Search term "Deriv": copy each line of the data containing it.

▶ **DATA FOR REVIEW**
┌──

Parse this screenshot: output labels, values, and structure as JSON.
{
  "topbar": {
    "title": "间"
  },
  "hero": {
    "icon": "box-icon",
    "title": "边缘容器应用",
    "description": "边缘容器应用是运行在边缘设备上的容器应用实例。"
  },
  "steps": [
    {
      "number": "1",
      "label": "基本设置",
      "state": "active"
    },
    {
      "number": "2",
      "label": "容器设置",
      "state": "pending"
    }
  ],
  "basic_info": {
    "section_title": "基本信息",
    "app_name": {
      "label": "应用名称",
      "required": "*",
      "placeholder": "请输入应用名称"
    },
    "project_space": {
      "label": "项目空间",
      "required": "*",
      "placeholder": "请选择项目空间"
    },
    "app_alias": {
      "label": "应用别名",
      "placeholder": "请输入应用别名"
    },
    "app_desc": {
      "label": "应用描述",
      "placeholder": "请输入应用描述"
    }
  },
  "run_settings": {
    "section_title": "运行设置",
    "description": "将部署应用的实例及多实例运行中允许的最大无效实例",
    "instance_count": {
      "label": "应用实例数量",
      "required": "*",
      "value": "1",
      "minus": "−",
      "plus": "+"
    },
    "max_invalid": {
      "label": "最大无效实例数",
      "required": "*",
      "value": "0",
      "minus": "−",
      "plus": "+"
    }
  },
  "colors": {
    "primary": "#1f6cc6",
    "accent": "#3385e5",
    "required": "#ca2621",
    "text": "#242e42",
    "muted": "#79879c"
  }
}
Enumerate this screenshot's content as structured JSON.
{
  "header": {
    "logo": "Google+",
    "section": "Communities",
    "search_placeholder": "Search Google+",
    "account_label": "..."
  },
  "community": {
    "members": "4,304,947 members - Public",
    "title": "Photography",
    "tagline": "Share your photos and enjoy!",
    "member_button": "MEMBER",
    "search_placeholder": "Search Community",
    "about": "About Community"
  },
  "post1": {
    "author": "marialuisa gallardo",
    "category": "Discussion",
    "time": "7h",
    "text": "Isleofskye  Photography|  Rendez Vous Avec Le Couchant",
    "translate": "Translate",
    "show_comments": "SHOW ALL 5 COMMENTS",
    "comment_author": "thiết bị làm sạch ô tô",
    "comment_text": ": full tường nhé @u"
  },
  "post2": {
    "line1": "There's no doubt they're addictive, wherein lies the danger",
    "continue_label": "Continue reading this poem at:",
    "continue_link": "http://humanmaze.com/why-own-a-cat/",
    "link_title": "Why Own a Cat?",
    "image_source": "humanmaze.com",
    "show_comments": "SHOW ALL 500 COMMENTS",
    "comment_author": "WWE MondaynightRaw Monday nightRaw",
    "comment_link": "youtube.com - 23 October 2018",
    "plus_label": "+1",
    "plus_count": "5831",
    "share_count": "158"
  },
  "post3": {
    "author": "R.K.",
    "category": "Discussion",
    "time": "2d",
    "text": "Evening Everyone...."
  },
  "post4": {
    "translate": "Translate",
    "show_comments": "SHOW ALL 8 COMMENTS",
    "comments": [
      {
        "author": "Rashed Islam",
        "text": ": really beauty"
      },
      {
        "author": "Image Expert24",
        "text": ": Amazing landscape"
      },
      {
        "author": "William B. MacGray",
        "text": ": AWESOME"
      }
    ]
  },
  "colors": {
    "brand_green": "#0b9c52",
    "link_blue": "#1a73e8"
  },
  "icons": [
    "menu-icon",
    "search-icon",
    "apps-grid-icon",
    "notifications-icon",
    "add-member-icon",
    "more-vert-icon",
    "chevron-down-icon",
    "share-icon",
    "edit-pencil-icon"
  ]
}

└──
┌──

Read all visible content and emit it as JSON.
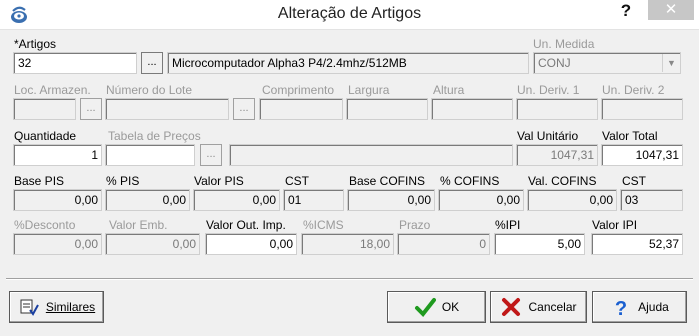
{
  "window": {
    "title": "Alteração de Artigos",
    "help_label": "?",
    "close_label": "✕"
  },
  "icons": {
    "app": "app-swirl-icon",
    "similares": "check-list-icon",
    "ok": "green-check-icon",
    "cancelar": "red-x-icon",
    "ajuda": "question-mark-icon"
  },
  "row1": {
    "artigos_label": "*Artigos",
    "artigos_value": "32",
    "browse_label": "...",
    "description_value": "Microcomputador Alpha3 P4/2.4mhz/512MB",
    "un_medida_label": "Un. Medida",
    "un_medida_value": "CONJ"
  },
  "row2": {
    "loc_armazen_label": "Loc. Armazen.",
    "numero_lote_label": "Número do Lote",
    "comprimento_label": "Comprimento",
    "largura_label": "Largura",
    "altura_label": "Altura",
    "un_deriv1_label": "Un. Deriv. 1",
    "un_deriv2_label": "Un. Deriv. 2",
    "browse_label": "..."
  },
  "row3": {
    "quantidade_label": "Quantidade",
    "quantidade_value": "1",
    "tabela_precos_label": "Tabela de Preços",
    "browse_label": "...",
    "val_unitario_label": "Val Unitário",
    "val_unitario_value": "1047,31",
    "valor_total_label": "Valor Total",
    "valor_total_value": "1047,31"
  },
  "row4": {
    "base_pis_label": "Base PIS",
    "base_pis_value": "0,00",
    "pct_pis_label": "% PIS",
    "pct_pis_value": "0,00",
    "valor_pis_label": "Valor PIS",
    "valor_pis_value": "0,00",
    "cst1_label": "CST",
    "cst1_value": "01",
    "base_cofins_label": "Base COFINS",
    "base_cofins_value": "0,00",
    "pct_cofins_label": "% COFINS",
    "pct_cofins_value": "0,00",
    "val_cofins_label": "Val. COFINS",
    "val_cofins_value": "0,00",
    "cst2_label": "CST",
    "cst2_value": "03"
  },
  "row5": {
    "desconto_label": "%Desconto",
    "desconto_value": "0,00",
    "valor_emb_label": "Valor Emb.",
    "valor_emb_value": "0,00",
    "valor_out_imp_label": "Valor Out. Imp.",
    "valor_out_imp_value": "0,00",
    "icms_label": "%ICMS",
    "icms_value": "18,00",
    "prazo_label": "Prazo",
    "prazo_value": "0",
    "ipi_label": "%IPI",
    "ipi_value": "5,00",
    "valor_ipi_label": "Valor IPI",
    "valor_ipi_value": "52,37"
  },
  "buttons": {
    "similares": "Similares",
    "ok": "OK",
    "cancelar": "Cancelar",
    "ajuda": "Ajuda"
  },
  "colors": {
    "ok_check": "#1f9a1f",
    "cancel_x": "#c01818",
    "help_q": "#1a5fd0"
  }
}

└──

▶ **ANSWER SPACE**
    "un_deriv1_label": "Un. Deriv. 1",
    "un_deriv2_label": "Un. Deriv. 2",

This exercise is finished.